Chapter 6 (Problem 11)
At the time of the events described below, California’s statute dealing with a deceased celebrity’s right of publicity read as follows: “ Any person who uses a deceased personality’s name, voice, signature, photograph, and likeness, in any manner, on or in products, merchandise, or goods, or for purposes of advertising or selling, or soliciting purchases of products, merchandise, goods, or services, without prior consent from d[the legal owner of the deceased personality’s right of publicity] shall be liable” to the right of publicity owner. The statute also set forth exemptions from the consent requirement for uses in new, public affairs, or sports broadcasts; in plays, books, magazines, newspapers, musical compositions, or film, television, or radio programs; or in other works of political or news-related value. There was also an exemption for “ single and original works of fine art.” Comedy III Production, Inc., owns the rights of publicity of the deceased celebrities who, through their comedy act and films, had become familiar to the public as “The Three Stooges.” Relying on the statute quoted above, Comedy III brought a right of publicity action against artist Gary Saderup and the corporation of which he was a principal. Without Comedy III’s consent, the defendants (referred to here collectively as “Saderup”) had produced and profited from the sale of lithographs and T-shirts bearing a depiction of The Three Stooges. The depiction had been reproduced from Saderup’s charcoal drawing, which featured an accurate and easily recognizable image of the Stooges. The trial court awarded damages to Comedy III after concluding that Saderup had violated the right of publicity statute and that neither the exemptions set forth in statute nor the First Amendment furnished a defense.

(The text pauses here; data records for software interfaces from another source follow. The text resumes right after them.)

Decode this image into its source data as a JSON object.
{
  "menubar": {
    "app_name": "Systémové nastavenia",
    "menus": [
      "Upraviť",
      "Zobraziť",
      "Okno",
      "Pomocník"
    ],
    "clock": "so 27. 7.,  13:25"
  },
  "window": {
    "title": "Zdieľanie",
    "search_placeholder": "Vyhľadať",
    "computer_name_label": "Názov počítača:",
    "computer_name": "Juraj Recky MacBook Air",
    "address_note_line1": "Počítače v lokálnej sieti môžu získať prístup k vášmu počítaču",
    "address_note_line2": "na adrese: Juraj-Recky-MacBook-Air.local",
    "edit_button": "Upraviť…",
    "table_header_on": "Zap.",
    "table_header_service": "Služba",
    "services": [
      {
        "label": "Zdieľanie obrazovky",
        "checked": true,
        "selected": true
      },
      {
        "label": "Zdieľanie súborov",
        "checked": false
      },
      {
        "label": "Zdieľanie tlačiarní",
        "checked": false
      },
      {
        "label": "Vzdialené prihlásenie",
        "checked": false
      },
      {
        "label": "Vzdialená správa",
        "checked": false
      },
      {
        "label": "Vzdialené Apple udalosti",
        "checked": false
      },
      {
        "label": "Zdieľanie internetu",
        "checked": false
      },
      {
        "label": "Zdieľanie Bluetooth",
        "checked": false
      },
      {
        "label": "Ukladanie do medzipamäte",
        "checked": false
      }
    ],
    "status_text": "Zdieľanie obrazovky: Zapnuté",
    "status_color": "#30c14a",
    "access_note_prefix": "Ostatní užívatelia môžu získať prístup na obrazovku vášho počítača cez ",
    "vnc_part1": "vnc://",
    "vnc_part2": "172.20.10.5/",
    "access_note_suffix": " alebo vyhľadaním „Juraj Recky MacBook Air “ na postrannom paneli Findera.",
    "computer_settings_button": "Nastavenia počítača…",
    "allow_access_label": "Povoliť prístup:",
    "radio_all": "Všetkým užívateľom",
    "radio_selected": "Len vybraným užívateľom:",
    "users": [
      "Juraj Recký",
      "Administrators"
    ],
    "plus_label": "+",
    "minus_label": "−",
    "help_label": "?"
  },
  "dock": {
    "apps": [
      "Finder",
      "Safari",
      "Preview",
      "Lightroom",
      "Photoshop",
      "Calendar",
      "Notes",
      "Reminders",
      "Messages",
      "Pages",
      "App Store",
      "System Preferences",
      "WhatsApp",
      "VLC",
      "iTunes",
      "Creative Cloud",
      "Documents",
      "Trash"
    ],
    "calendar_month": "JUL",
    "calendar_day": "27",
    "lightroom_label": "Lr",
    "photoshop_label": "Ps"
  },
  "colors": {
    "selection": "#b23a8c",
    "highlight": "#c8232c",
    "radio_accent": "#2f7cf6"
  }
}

When the California Court of Appeals affirmed, Saderup appealed to the Supreme Court of California. Were the lower courts correct in ruling in favor of Comedy III?